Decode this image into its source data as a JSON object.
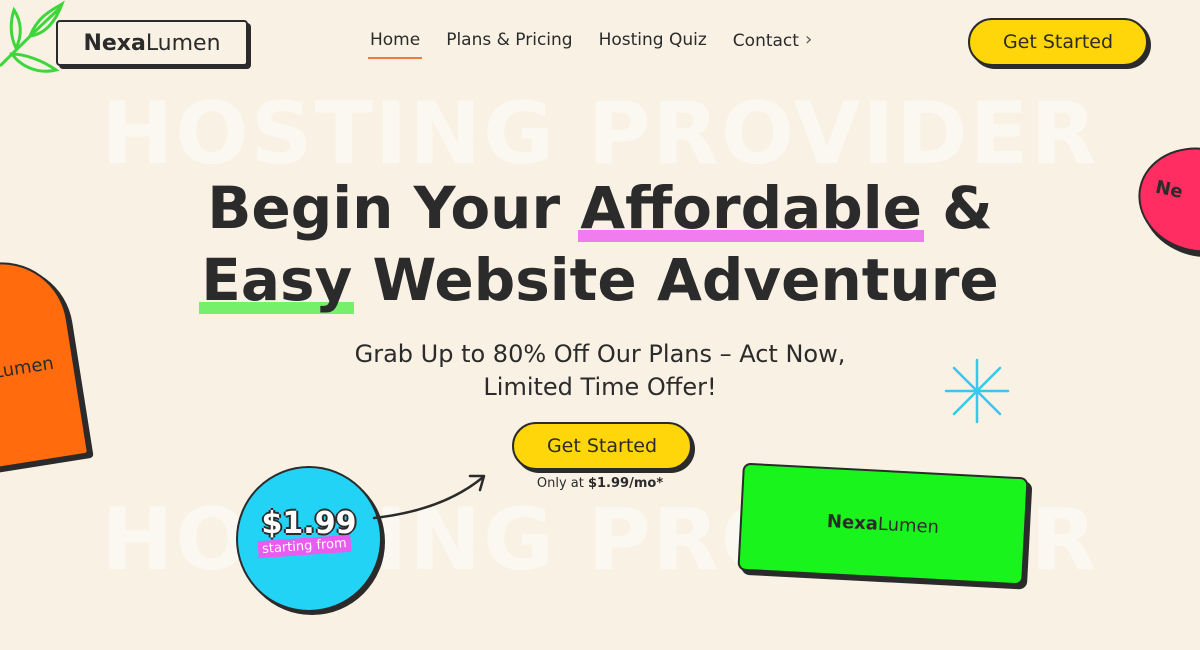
{
  "brand": {
    "name_bold": "Nexa",
    "name_light": "Lumen"
  },
  "nav": {
    "items": [
      {
        "label": "Home",
        "active": true
      },
      {
        "label": "Plans & Pricing"
      },
      {
        "label": "Hosting Quiz"
      },
      {
        "label": "Contact"
      }
    ]
  },
  "header": {
    "cta_label": "Get Started"
  },
  "watermark": {
    "text": "HOSTING PROVIDER"
  },
  "hero": {
    "headline_line1_pre": "Begin Your ",
    "headline_line1_highlight": "Affordable",
    "headline_line1_post": " &",
    "headline_line2_highlight": "Easy",
    "headline_line2_post": " Website Adventure",
    "subhead_line1": "Grab Up to 80% Off Our Plans – Act Now,",
    "subhead_line2": "Limited Time Offer!",
    "cta_label": "Get Started",
    "price_note_prefix": "Only at ",
    "price_note_value": "$1.99/mo*"
  },
  "badges": {
    "price": "$1.99",
    "price_sub": "starting from",
    "orange_card_text": "Lumen",
    "pink_card_text": "Ne",
    "green_card_bold": "Nexa",
    "green_card_light": "Lumen"
  },
  "colors": {
    "background": "#f8f1e4",
    "yellow": "#ffd60a",
    "pink_highlight": "#f07cf0",
    "green_highlight": "#76f06b",
    "orange": "#ff6b0d",
    "cyan": "#22d3f5",
    "green_card": "#19f51c",
    "pink_card": "#ff2d62"
  }
}
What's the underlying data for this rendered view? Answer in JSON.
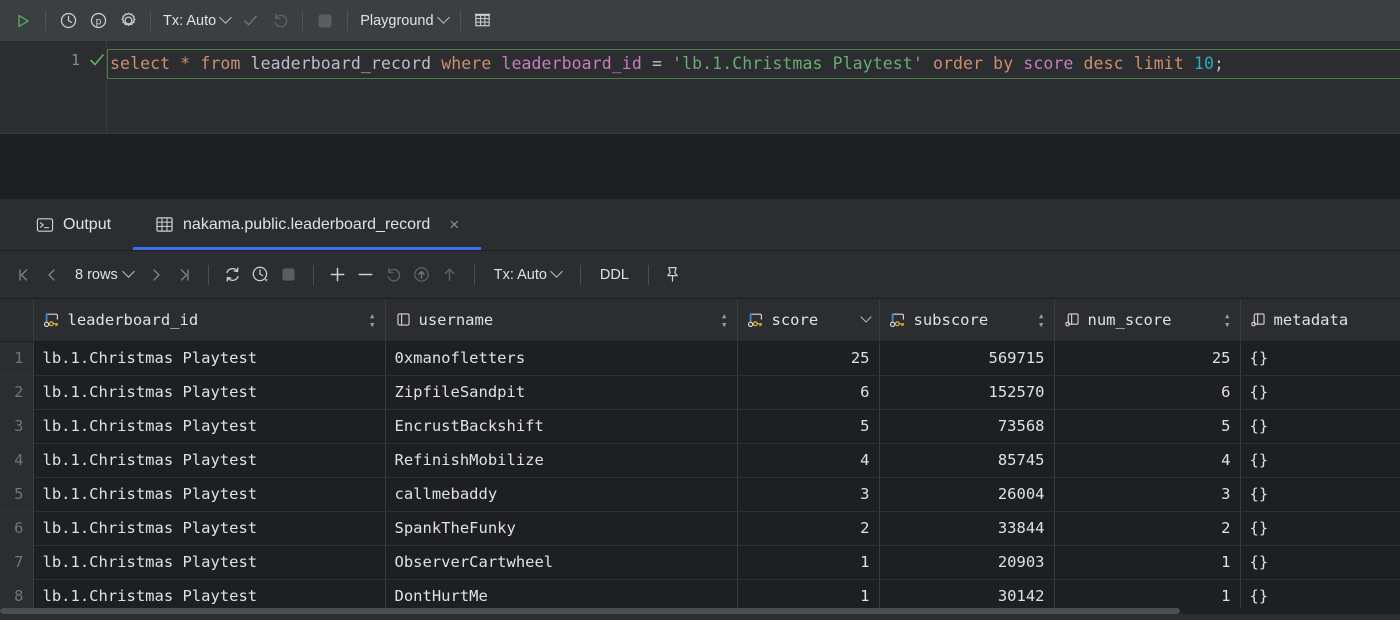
{
  "toolbar": {
    "run_label": "run-query",
    "history_label": "history",
    "profile_label": "profiler",
    "settings_label": "settings",
    "tx_label": "Tx: Auto",
    "commit_label": "commit",
    "rollback_label": "rollback",
    "stop_label": "stop",
    "datasource_label": "Playground",
    "grid_toggle_label": "toggle-grid"
  },
  "editor": {
    "line_number": "1",
    "query_tokens": [
      {
        "t": "select",
        "c": "kw"
      },
      {
        "t": " ",
        "c": "op"
      },
      {
        "t": "*",
        "c": "kw"
      },
      {
        "t": " ",
        "c": "op"
      },
      {
        "t": "from",
        "c": "kw"
      },
      {
        "t": " ",
        "c": "op"
      },
      {
        "t": "leaderboard_record",
        "c": "id"
      },
      {
        "t": " ",
        "c": "op"
      },
      {
        "t": "where",
        "c": "kw"
      },
      {
        "t": " ",
        "c": "op"
      },
      {
        "t": "leaderboard_id",
        "c": "col"
      },
      {
        "t": " ",
        "c": "op"
      },
      {
        "t": "=",
        "c": "op"
      },
      {
        "t": " ",
        "c": "op"
      },
      {
        "t": "'lb.1.Christmas Playtest'",
        "c": "str"
      },
      {
        "t": " ",
        "c": "op"
      },
      {
        "t": "order",
        "c": "kw"
      },
      {
        "t": " ",
        "c": "op"
      },
      {
        "t": "by",
        "c": "kw"
      },
      {
        "t": " ",
        "c": "op"
      },
      {
        "t": "score",
        "c": "col"
      },
      {
        "t": " ",
        "c": "op"
      },
      {
        "t": "desc",
        "c": "kw"
      },
      {
        "t": " ",
        "c": "op"
      },
      {
        "t": "limit",
        "c": "kw"
      },
      {
        "t": " ",
        "c": "op"
      },
      {
        "t": "10",
        "c": "num"
      },
      {
        "t": ";",
        "c": "op"
      }
    ],
    "query_text": "select * from leaderboard_record where leaderboard_id = 'lb.1.Christmas Playtest' order by score desc limit 10;"
  },
  "tabs": [
    {
      "label": "Output",
      "icon": "console-icon",
      "active": false
    },
    {
      "label": "nakama.public.leaderboard_record",
      "icon": "table-icon",
      "active": true,
      "close": "×"
    }
  ],
  "gridbar": {
    "first_page": "first-page",
    "prev_page": "previous-page",
    "rows_label": "8 rows",
    "next_page": "next-page",
    "last_page": "last-page",
    "reload": "reload",
    "page_time": "page-timing",
    "stop": "stop",
    "add_row": "+",
    "delete_row": "−",
    "revert": "revert",
    "submit": "submit",
    "upload": "upload",
    "tx_label": "Tx: Auto",
    "ddl_label": "DDL",
    "pin_label": "pin-tab"
  },
  "table": {
    "columns": [
      {
        "name": "leaderboard_id",
        "icon": "primary-key-column-icon",
        "sort": "both",
        "align": "left"
      },
      {
        "name": "username",
        "icon": "column-icon",
        "sort": "both",
        "align": "left"
      },
      {
        "name": "score",
        "icon": "primary-key-column-icon",
        "sort": "desc",
        "align": "right"
      },
      {
        "name": "subscore",
        "icon": "primary-key-column-icon",
        "sort": "both",
        "align": "right"
      },
      {
        "name": "num_score",
        "icon": "column-icon",
        "sort": "both",
        "align": "right"
      },
      {
        "name": "metadata",
        "icon": "column-icon",
        "sort": "none",
        "align": "left"
      }
    ],
    "rows": [
      {
        "n": "1",
        "leaderboard_id": "lb.1.Christmas Playtest",
        "username": "0xmanofletters",
        "score": "25",
        "subscore": "569715",
        "num_score": "25",
        "metadata": "{}"
      },
      {
        "n": "2",
        "leaderboard_id": "lb.1.Christmas Playtest",
        "username": "ZipfileSandpit",
        "score": "6",
        "subscore": "152570",
        "num_score": "6",
        "metadata": "{}"
      },
      {
        "n": "3",
        "leaderboard_id": "lb.1.Christmas Playtest",
        "username": "EncrustBackshift",
        "score": "5",
        "subscore": "73568",
        "num_score": "5",
        "metadata": "{}"
      },
      {
        "n": "4",
        "leaderboard_id": "lb.1.Christmas Playtest",
        "username": "RefinishMobilize",
        "score": "4",
        "subscore": "85745",
        "num_score": "4",
        "metadata": "{}"
      },
      {
        "n": "5",
        "leaderboard_id": "lb.1.Christmas Playtest",
        "username": "callmebaddy",
        "score": "3",
        "subscore": "26004",
        "num_score": "3",
        "metadata": "{}"
      },
      {
        "n": "6",
        "leaderboard_id": "lb.1.Christmas Playtest",
        "username": "SpankTheFunky",
        "score": "2",
        "subscore": "33844",
        "num_score": "2",
        "metadata": "{}"
      },
      {
        "n": "7",
        "leaderboard_id": "lb.1.Christmas Playtest",
        "username": "ObserverCartwheel",
        "score": "1",
        "subscore": "20903",
        "num_score": "1",
        "metadata": "{}"
      },
      {
        "n": "8",
        "leaderboard_id": "lb.1.Christmas Playtest",
        "username": "DontHurtMe",
        "score": "1",
        "subscore": "30142",
        "num_score": "1",
        "metadata": "{}"
      }
    ]
  },
  "colors": {
    "accent_blue": "#3574f0",
    "run_green": "#499c54",
    "toolbar_bg": "#3c3f41",
    "panel_bg": "#2b2d30",
    "grid_bg": "#1e1f22",
    "text": "#dfe1e5",
    "string_green": "#6aab73",
    "keyword_orange": "#cf8e6d",
    "column_purple": "#c77dbb",
    "number_teal": "#2aacb8"
  }
}
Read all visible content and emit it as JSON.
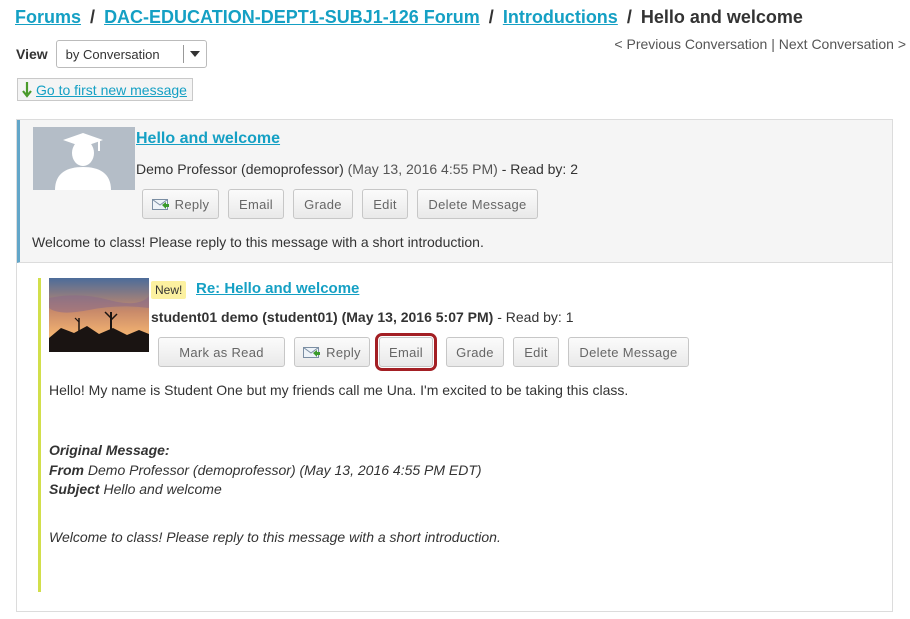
{
  "breadcrumb": {
    "forums": "Forums",
    "forum": "DAC-EDUCATION-DEPT1-SUBJ1-126 Forum",
    "topic": "Introductions",
    "current": "Hello and welcome",
    "separator": "/"
  },
  "view": {
    "label": "View",
    "selected": "by Conversation"
  },
  "conversation_nav": {
    "previous": "< Previous Conversation",
    "separator": "|",
    "next": "Next Conversation >"
  },
  "first_new": {
    "label": "Go to first new message"
  },
  "messages": {
    "top": {
      "title": "Hello and welcome",
      "author": "Demo Professor (demoprofessor)",
      "date": "(May 13, 2016 4:55 PM)",
      "read_by": "- Read by: 2",
      "buttons": [
        "Reply",
        "Email",
        "Grade",
        "Edit",
        "Delete Message"
      ],
      "body": "Welcome to class! Please reply to this message with a short introduction."
    },
    "reply": {
      "badge": "New!",
      "title": "Re: Hello and welcome",
      "author": "student01 demo (student01)",
      "date": "(May 13, 2016 5:07 PM)",
      "read_by": "- Read by: 1",
      "buttons": [
        "Mark as Read",
        "Reply",
        "Email",
        "Grade",
        "Edit",
        "Delete Message"
      ],
      "body": "Hello! My name is Student One but my friends call me Una. I'm excited to be taking this class.",
      "original": {
        "heading": "Original Message:",
        "from_label": "From",
        "from_value": "Demo Professor (demoprofessor) (May 13, 2016 4:55 PM EDT)",
        "subject_label": "Subject",
        "subject_value": "Hello and welcome",
        "body": "Welcome to class! Please reply to this message with a short introduction."
      }
    }
  },
  "colors": {
    "link": "#15a0c4",
    "highlight_ring": "#a31f24",
    "top_border": "#62a6c9",
    "reply_border": "#d2df4b",
    "new_badge": "#fcf1a0"
  },
  "icons": {
    "reply": "reply-icon",
    "first_new": "down-arrow-icon"
  }
}
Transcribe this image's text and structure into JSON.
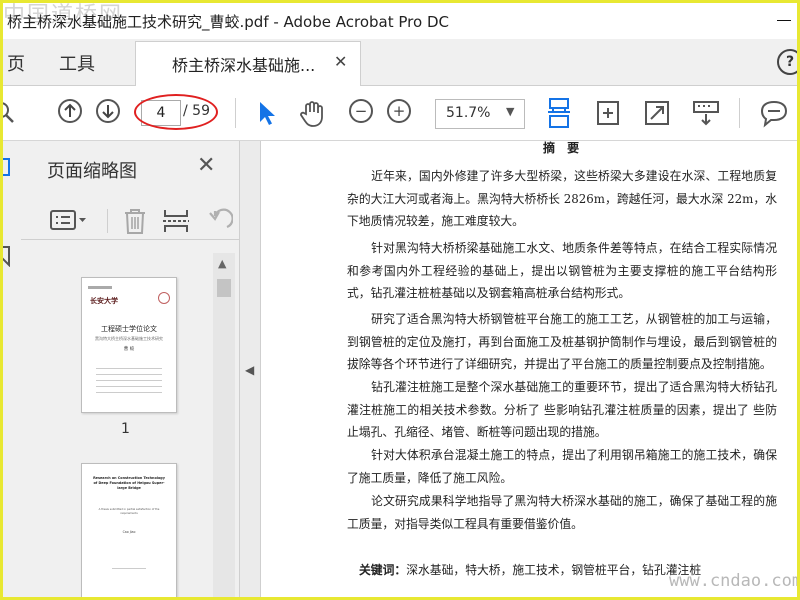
{
  "window": {
    "title": "桥主桥深水基础施工技术研究_曹蛟.pdf - Adobe Acrobat Pro DC",
    "watermark_top": "中国道桥网"
  },
  "tabs": {
    "home_partial": "页",
    "tools": "工具",
    "document": "桥主桥深水基础施..."
  },
  "toolbar": {
    "current_page": "4",
    "total_pages": "/ 59",
    "zoom": "51.7%",
    "highlight_color": "#e02020",
    "accent_color": "#1473e6"
  },
  "panel": {
    "title": "页面缩略图",
    "thumbnails": [
      {
        "page_label": "1",
        "title": "工程硕士学位论文",
        "subtitle": "黑沟特大桥主桥深水基础施工技术研究",
        "author": "曹 蛟"
      },
      {
        "page_label": "",
        "title": "Research on Construction Technology of Deep Foundation of Heigou Super-large Bridge",
        "subtitle": "A thesis submitted in partial satisfaction of the requirements",
        "author": "Cao Jiao"
      }
    ]
  },
  "document": {
    "heading": "摘 要",
    "paragraphs": [
      "近年来，国内外修建了许多大型桥梁，这些桥梁大多建设在水深、工程地质复杂的大江大河或者海上。黑沟特大桥桥长 2826m，跨越任河，最大水深 22m，水下地质情况较差，施工难度较大。",
      "针对黑沟特大桥桥梁基础施工水文、地质条件差等特点，在结合工程实际情况和参考国内外工程经验的基础上，提出以钢管桩为主要支撑桩的施工平台结构形式，钻孔灌注桩桩基础以及钢套箱高桩承台结构形式。",
      "研究了适合黑沟特大桥钢管桩平台施工的施工工艺，从钢管桩的加工与运输，到钢管桩的定位及施打，再到台面施工及桩基钢护筒制作与埋设，最后到钢管桩的拔除等各个环节进行了详细研究，并提出了平台施工的质量控制要点及控制措施。",
      "钻孔灌注桩施工是整个深水基础施工的重要环节，提出了适合黑沟特大桥钻孔灌注桩施工的相关技术参数。分析了 些影响钻孔灌注桩质量的因素，提出了 些防止塌孔、孔缩径、堵管、断桩等问题出现的措施。",
      "针对大体积承台混凝土施工的特点，提出了利用钢吊箱施工的施工技术，确保了施工质量，降低了施工风险。",
      "论文研究成果科学地指导了黑沟特大桥深水基础的施工，确保了基础工程的施工质量，对指导类似工程具有重要借鉴价值。"
    ],
    "keywords_label": "关键词：",
    "keywords": "深水基础，特大桥，施工技术，钢管桩平台，钻孔灌注桩",
    "watermark": "www.cndao.com"
  }
}
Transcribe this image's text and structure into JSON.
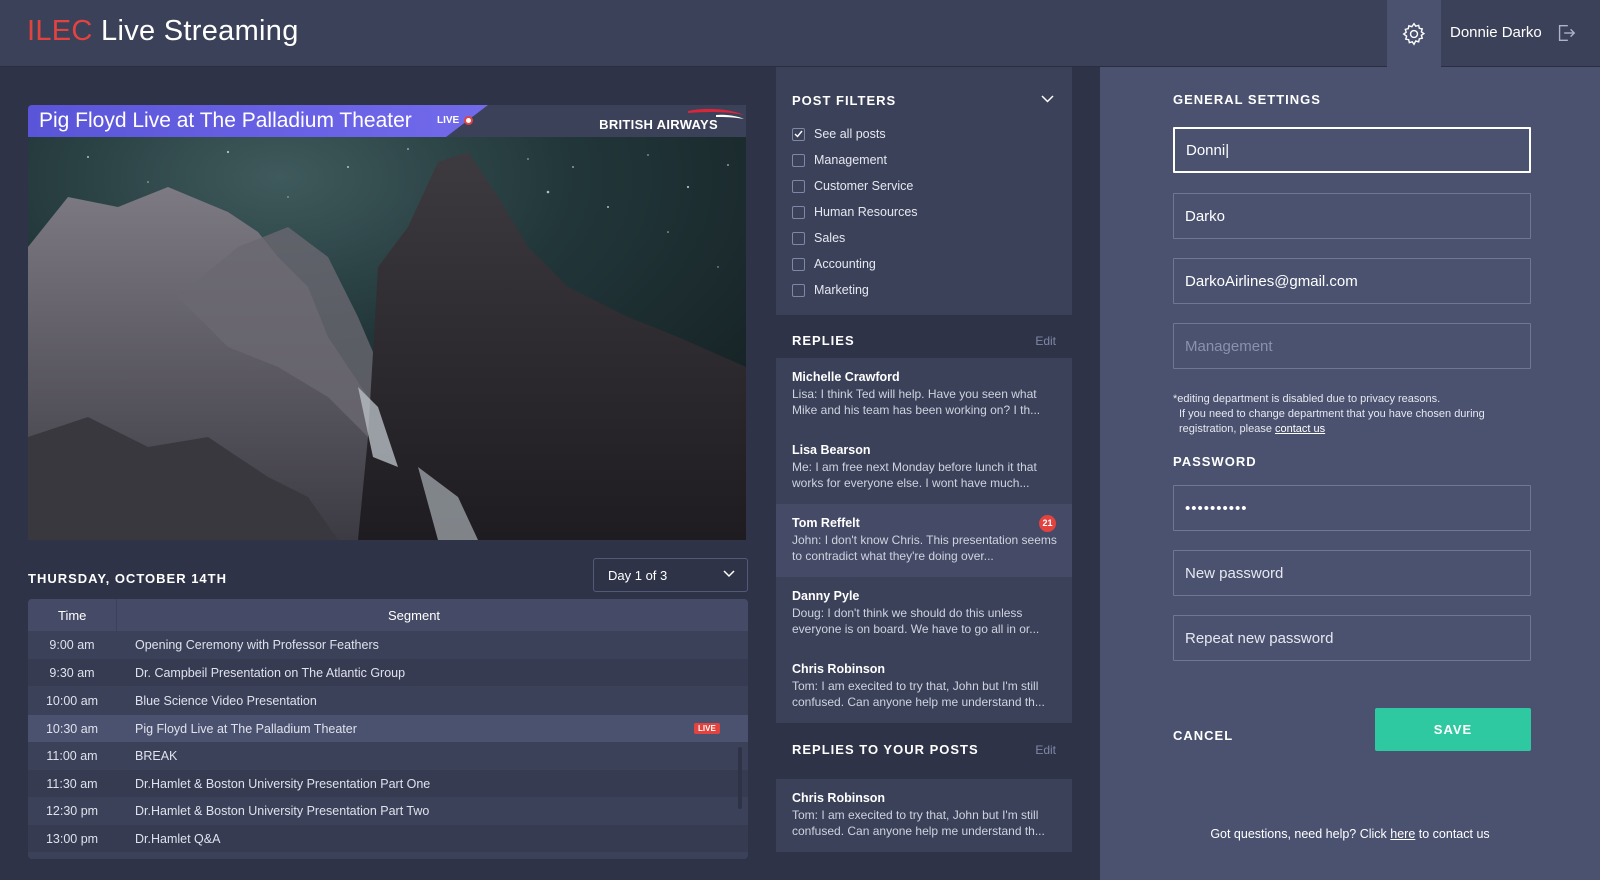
{
  "header": {
    "brand_prefix": "ILEC",
    "brand_suffix": " Live Streaming",
    "user_name": "Donnie Darko"
  },
  "video": {
    "title": "Pig Floyd Live at The Palladium Theater",
    "live_label": "LIVE",
    "sponsor": "BRITISH AIRWAYS"
  },
  "schedule": {
    "date_label": "THURSDAY, OCTOBER 14TH",
    "day_select": "Day 1 of 3",
    "col_time": "Time",
    "col_segment": "Segment",
    "rows": [
      {
        "time": "9:00 am",
        "segment": "Opening Ceremony with Professor Feathers"
      },
      {
        "time": "9:30 am",
        "segment": "Dr. Campbeil Presentation on The Atlantic Group"
      },
      {
        "time": "10:00 am",
        "segment": "Blue Science Video Presentation"
      },
      {
        "time": "10:30 am",
        "segment": "Pig Floyd Live at The Palladium Theater",
        "badge": "LIVE"
      },
      {
        "time": "11:00 am",
        "segment": "BREAK"
      },
      {
        "time": "11:30 am",
        "segment": "Dr.Hamlet & Boston University Presentation Part One"
      },
      {
        "time": "12:30 pm",
        "segment": "Dr.Hamlet & Boston University Presentation Part Two"
      },
      {
        "time": "13:00 pm",
        "segment": "Dr.Hamlet Q&A"
      }
    ]
  },
  "filters": {
    "title": "POST FILTERS",
    "items": [
      {
        "label": "See all posts",
        "checked": true
      },
      {
        "label": "Management",
        "checked": false
      },
      {
        "label": "Customer Service",
        "checked": false
      },
      {
        "label": "Human Resources",
        "checked": false
      },
      {
        "label": "Sales",
        "checked": false
      },
      {
        "label": "Accounting",
        "checked": false
      },
      {
        "label": "Marketing",
        "checked": false
      }
    ]
  },
  "replies": {
    "title": "REPLIES",
    "edit": "Edit",
    "items": [
      {
        "name": "Michelle Crawford",
        "text": "Lisa: I think Ted will help. Have you seen what Mike and his team has been working on? I th..."
      },
      {
        "name": "Lisa Bearson",
        "text": "Me: I am free next Monday before lunch it that works for everyone else. I wont have much..."
      },
      {
        "name": "Tom Reffelt",
        "text": "John: I don't know Chris. This presentation seems to contradict what they're doing over...",
        "count": "21"
      },
      {
        "name": "Danny Pyle",
        "text": "Doug: I don't think we should do this unless everyone is on board. We have to go all in or..."
      },
      {
        "name": "Chris Robinson",
        "text": "Tom: I am execited to try that, John but I'm still confused. Can anyone help me understand th..."
      }
    ]
  },
  "replies_to_posts": {
    "title": "REPLIES TO YOUR POSTS",
    "edit": "Edit",
    "items": [
      {
        "name": "Chris Robinson",
        "text": "Tom: I am execited to try that, John but I'm still confused. Can anyone help me understand th..."
      }
    ]
  },
  "settings": {
    "general_title": "GENERAL SETTINGS",
    "first_name": "Donni|",
    "last_name": "Darko",
    "email": "DarkoAirlines@gmail.com",
    "department": "Management",
    "note_line1": "*editing department is disabled due to privacy reasons.",
    "note_line2": "If you need to change department that you have chosen during registration, please",
    "note_link": "contact us",
    "password_title": "PASSWORD",
    "current_password": "••••••••••",
    "new_password_placeholder": "New password",
    "repeat_password_placeholder": "Repeat new password",
    "cancel_label": "CANCEL",
    "save_label": "SAVE",
    "help_prefix": "Got questions, need help? Click ",
    "help_link": "here",
    "help_suffix": " to contact us"
  },
  "colors": {
    "accent": "#2ec9a1",
    "brand_red": "#e2433f",
    "banner_purple": "#6a62e6"
  }
}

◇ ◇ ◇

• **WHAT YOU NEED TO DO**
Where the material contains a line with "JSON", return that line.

• **RESPONSE TO THE EXERCISE**
Decode this image into its source data as a JSON object.
What's the underlying data for this rendered view? Answer in JSON.
Read all visible content and emit it as JSON.
Transcribe this image's text and structure into JSON.
Transcribe this image's text and structure into JSON.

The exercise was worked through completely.